Entries taken from a collection
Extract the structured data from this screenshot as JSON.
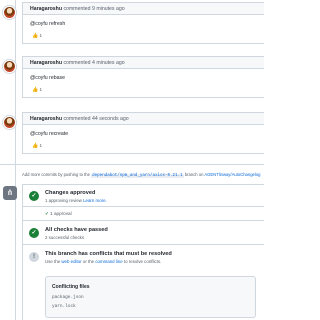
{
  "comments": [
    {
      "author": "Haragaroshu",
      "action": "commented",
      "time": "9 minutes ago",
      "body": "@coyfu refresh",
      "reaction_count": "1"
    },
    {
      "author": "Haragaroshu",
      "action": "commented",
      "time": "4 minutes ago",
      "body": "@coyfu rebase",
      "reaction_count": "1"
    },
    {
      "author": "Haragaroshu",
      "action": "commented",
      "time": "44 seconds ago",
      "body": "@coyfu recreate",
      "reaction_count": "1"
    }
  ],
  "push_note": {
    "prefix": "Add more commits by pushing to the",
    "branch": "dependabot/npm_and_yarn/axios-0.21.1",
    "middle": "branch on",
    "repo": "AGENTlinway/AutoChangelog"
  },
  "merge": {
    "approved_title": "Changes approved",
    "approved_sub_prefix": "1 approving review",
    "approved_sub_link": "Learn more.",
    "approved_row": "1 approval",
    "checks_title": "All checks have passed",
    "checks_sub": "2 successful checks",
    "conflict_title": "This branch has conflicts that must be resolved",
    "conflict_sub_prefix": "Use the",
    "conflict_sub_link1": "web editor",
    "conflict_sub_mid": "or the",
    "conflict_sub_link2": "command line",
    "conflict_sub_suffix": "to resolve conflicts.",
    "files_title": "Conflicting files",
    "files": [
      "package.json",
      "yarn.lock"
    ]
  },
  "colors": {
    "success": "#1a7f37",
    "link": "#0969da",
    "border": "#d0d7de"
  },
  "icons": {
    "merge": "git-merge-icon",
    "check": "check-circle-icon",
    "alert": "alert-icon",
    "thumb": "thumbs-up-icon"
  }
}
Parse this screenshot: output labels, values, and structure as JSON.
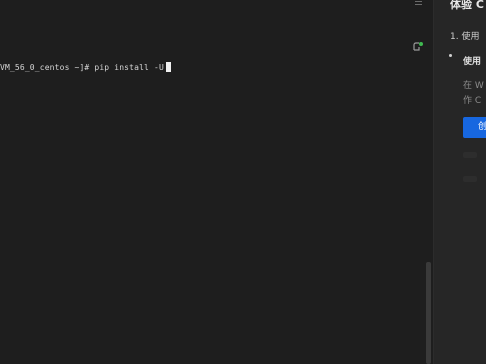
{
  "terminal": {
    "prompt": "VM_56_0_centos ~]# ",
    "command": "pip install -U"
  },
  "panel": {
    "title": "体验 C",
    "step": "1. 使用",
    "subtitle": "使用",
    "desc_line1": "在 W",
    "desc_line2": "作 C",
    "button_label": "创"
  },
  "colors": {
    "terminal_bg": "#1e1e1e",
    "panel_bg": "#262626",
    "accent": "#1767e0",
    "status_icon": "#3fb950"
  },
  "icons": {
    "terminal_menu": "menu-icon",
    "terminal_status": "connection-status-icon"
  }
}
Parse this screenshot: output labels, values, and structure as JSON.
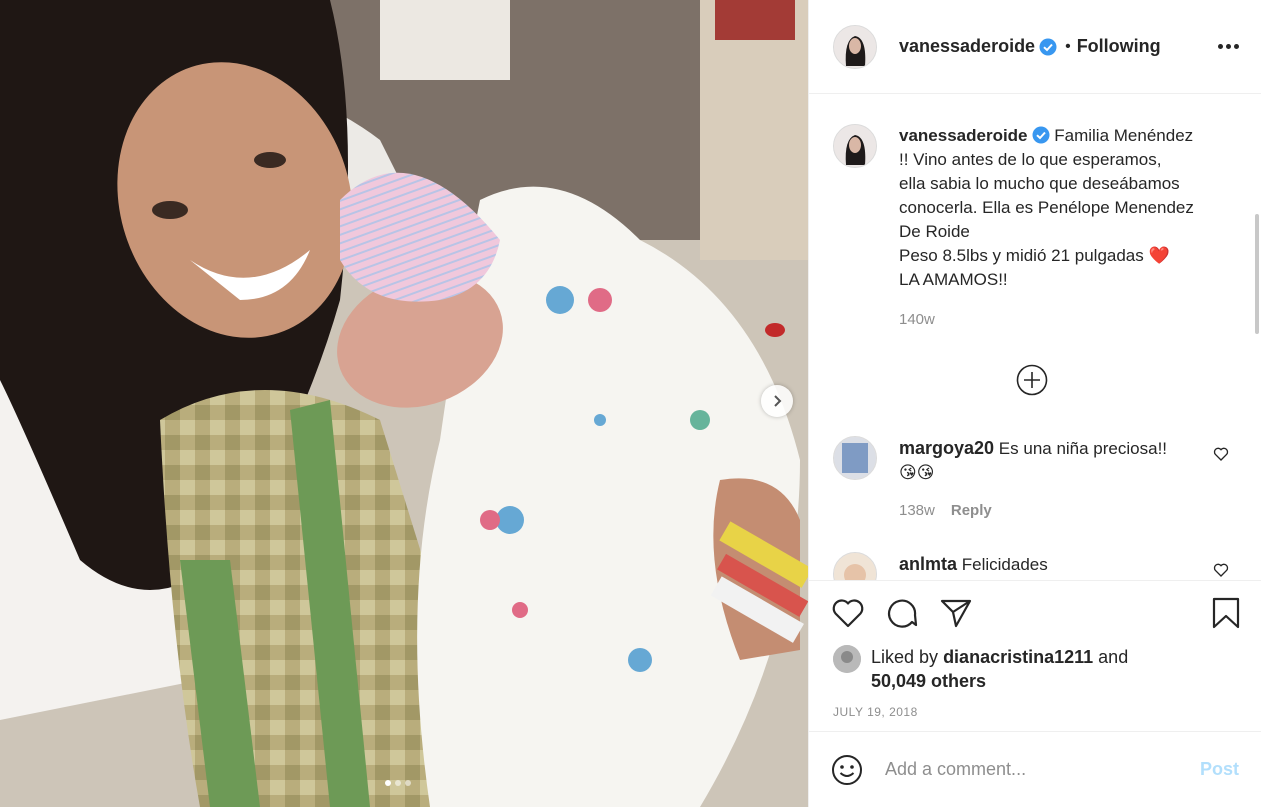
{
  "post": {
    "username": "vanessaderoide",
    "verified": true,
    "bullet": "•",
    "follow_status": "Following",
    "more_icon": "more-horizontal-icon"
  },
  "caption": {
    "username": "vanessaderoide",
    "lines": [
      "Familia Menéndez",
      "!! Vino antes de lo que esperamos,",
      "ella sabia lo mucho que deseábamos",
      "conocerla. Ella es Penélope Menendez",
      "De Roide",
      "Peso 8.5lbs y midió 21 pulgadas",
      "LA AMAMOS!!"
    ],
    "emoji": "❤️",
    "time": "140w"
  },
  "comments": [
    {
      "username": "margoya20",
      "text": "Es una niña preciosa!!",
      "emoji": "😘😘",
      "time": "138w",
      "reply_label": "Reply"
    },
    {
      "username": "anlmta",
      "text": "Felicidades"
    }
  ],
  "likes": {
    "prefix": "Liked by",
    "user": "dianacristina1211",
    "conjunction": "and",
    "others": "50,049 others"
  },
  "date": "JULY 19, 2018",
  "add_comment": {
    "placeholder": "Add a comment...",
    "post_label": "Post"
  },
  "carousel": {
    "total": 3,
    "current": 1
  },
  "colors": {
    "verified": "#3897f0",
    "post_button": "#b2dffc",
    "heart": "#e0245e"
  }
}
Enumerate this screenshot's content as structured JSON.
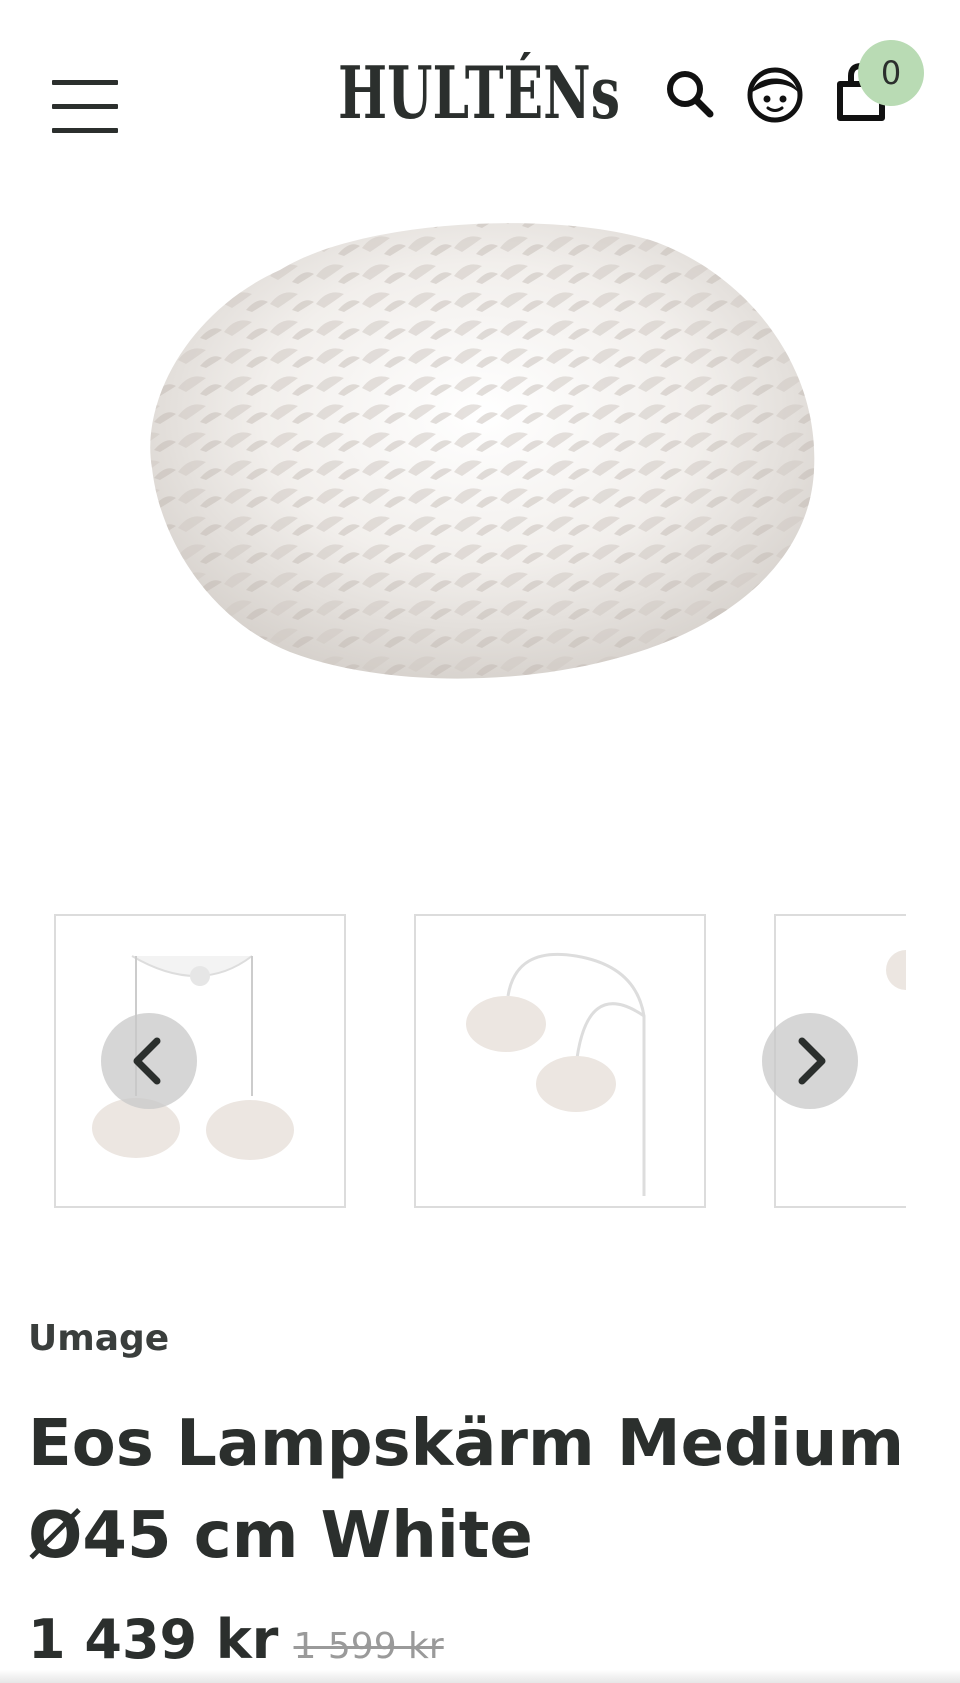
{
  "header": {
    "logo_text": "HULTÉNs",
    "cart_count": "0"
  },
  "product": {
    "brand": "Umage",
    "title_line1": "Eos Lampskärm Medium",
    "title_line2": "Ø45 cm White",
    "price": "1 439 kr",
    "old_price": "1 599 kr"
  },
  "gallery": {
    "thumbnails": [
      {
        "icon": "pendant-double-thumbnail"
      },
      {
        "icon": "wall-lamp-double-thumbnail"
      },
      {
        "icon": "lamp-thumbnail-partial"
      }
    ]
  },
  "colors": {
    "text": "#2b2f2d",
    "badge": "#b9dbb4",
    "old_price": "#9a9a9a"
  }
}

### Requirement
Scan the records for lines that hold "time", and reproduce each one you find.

### Answer to this exercise
      "time": "9 minutes ago",
      "time": "4 minutes ago",
      "time": "44 seconds ago",
    "time": "140w"
      "time": "138w",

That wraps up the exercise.